## What to produce:
Please print the data shown below without any alteration.

## Records supplied:

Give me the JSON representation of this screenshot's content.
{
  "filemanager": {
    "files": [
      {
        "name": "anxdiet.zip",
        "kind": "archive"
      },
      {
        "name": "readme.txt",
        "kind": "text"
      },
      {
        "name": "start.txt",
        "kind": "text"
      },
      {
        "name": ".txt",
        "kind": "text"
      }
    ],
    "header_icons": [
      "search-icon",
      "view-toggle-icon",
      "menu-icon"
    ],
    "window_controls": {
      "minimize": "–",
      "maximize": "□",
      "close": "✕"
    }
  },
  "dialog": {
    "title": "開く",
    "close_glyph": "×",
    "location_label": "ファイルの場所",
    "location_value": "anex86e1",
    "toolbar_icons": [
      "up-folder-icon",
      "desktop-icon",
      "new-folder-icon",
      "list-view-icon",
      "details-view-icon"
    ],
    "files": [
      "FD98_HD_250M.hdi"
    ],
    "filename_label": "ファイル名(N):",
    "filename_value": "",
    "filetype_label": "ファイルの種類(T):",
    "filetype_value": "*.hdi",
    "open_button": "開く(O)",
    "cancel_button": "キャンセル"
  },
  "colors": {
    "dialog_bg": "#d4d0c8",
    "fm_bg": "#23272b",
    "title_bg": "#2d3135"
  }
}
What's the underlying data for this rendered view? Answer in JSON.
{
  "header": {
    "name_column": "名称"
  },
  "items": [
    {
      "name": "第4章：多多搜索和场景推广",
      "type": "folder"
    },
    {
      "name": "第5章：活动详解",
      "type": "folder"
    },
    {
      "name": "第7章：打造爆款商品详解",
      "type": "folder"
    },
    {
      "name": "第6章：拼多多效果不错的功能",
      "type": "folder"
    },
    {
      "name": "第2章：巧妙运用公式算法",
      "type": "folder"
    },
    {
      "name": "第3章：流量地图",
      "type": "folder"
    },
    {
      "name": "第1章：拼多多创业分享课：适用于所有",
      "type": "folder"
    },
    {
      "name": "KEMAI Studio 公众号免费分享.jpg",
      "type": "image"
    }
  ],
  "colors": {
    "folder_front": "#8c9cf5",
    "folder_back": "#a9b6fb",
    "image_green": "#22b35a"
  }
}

## Response:
Give me the JSON representation of this screenshot's content.
{
  "filemanager": {
    "files": [
      {
        "name": "anxdiet.zip",
        "kind": "archive"
      },
      {
        "name": "readme.txt",
        "kind": "text"
      },
      {
        "name": "start.txt",
        "kind": "text"
      },
      {
        "name": ".txt",
        "kind": "text"
      }
    ],
    "header_icons": [
      "search-icon",
      "view-toggle-icon",
      "menu-icon"
    ],
    "window_controls": {
      "minimize": "–",
      "maximize": "□",
      "close": "✕"
    }
  },
  "dialog": {
    "title": "開く",
    "close_glyph": "×",
    "location_label": "ファイルの場所",
    "location_value": "anex86e1",
    "toolbar_icons": [
      "up-folder-icon",
      "desktop-icon",
      "new-folder-icon",
      "list-view-icon",
      "details-view-icon"
    ],
    "files": [
      "FD98_HD_250M.hdi"
    ],
    "filename_label": "ファイル名(N):",
    "filename_value": "",
    "filetype_label": "ファイルの種類(T):",
    "filetype_value": "*.hdi",
    "open_button": "開く(O)",
    "cancel_button": "キャンセル"
  },
  "colors": {
    "dialog_bg": "#d4d0c8",
    "fm_bg": "#23272b",
    "title_bg": "#2d3135"
  }
}
What's the underlying data for this rendered view? Answer in JSON.
{
  "header": {
    "name_column": "名称"
  },
  "items": [
    {
      "name": "第4章：多多搜索和场景推广",
      "type": "folder"
    },
    {
      "name": "第5章：活动详解",
      "type": "folder"
    },
    {
      "name": "第7章：打造爆款商品详解",
      "type": "folder"
    },
    {
      "name": "第6章：拼多多效果不错的功能",
      "type": "folder"
    },
    {
      "name": "第2章：巧妙运用公式算法",
      "type": "folder"
    },
    {
      "name": "第3章：流量地图",
      "type": "folder"
    },
    {
      "name": "第1章：拼多多创业分享课：适用于所有",
      "type": "folder"
    },
    {
      "name": "KEMAI Studio 公众号免费分享.jpg",
      "type": "image"
    }
  ],
  "colors": {
    "folder_front": "#8c9cf5",
    "folder_back": "#a9b6fb",
    "image_green": "#22b35a"
  }
}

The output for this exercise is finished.